→ **EXERCISE DIRECTIONS**:
Extract all records. Keep each one exact.

(Records from a collection)
------------------------------

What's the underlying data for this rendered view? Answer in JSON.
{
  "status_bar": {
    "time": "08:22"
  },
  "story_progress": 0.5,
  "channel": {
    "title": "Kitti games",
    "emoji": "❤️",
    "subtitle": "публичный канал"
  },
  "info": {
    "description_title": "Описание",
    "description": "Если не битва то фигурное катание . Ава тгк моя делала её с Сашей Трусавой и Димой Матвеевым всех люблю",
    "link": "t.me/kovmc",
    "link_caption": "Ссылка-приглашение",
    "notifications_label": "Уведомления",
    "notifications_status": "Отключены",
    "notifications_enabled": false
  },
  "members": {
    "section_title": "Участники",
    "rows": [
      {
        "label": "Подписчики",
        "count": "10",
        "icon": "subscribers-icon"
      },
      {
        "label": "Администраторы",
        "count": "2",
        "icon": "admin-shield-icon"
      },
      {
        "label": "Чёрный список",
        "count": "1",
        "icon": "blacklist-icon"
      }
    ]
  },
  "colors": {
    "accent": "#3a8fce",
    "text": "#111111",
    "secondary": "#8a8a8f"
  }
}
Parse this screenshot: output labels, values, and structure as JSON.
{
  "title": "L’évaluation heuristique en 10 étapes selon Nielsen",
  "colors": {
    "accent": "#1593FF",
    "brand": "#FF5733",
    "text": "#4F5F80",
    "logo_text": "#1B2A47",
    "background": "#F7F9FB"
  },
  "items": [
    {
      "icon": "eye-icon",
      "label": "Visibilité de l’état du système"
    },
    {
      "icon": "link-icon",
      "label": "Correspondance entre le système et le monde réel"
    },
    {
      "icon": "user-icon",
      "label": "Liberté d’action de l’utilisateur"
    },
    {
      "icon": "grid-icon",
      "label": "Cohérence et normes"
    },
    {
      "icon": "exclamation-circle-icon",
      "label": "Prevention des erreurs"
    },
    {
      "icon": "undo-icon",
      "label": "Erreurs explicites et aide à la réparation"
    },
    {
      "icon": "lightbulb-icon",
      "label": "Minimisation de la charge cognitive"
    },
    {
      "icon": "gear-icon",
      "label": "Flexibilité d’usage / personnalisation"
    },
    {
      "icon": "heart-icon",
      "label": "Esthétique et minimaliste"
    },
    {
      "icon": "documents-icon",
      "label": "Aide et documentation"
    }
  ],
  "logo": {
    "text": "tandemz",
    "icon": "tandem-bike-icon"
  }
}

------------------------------

→ **EXPECTED ANSWER**:
What's the underlying data for this rendered view? Answer in JSON.
{
  "status_bar": {
    "time": "08:22"
  },
  "story_progress": 0.5,
  "channel": {
    "title": "Kitti games",
    "emoji": "❤️",
    "subtitle": "публичный канал"
  },
  "info": {
    "description_title": "Описание",
    "description": "Если не битва то фигурное катание . Ава тгк моя делала её с Сашей Трусавой и Димой Матвеевым всех люблю",
    "link": "t.me/kovmc",
    "link_caption": "Ссылка-приглашение",
    "notifications_label": "Уведомления",
    "notifications_status": "Отключены",
    "notifications_enabled": false
  },
  "members": {
    "section_title": "Участники",
    "rows": [
      {
        "label": "Подписчики",
        "count": "10",
        "icon": "subscribers-icon"
      },
      {
        "label": "Администраторы",
        "count": "2",
        "icon": "admin-shield-icon"
      },
      {
        "label": "Чёрный список",
        "count": "1",
        "icon": "blacklist-icon"
      }
    ]
  },
  "colors": {
    "accent": "#3a8fce",
    "text": "#111111",
    "secondary": "#8a8a8f"
  }
}
Parse this screenshot: output labels, values, and structure as JSON.
{
  "title": "L’évaluation heuristique en 10 étapes selon Nielsen",
  "colors": {
    "accent": "#1593FF",
    "brand": "#FF5733",
    "text": "#4F5F80",
    "logo_text": "#1B2A47",
    "background": "#F7F9FB"
  },
  "items": [
    {
      "icon": "eye-icon",
      "label": "Visibilité de l’état du système"
    },
    {
      "icon": "link-icon",
      "label": "Correspondance entre le système et le monde réel"
    },
    {
      "icon": "user-icon",
      "label": "Liberté d’action de l’utilisateur"
    },
    {
      "icon": "grid-icon",
      "label": "Cohérence et normes"
    },
    {
      "icon": "exclamation-circle-icon",
      "label": "Prevention des erreurs"
    },
    {
      "icon": "undo-icon",
      "label": "Erreurs explicites et aide à la réparation"
    },
    {
      "icon": "lightbulb-icon",
      "label": "Minimisation de la charge cognitive"
    },
    {
      "icon": "gear-icon",
      "label": "Flexibilité d’usage / personnalisation"
    },
    {
      "icon": "heart-icon",
      "label": "Esthétique et minimaliste"
    },
    {
      "icon": "documents-icon",
      "label": "Aide et documentation"
    }
  ],
  "logo": {
    "text": "tandemz",
    "icon": "tandem-bike-icon"
  }
}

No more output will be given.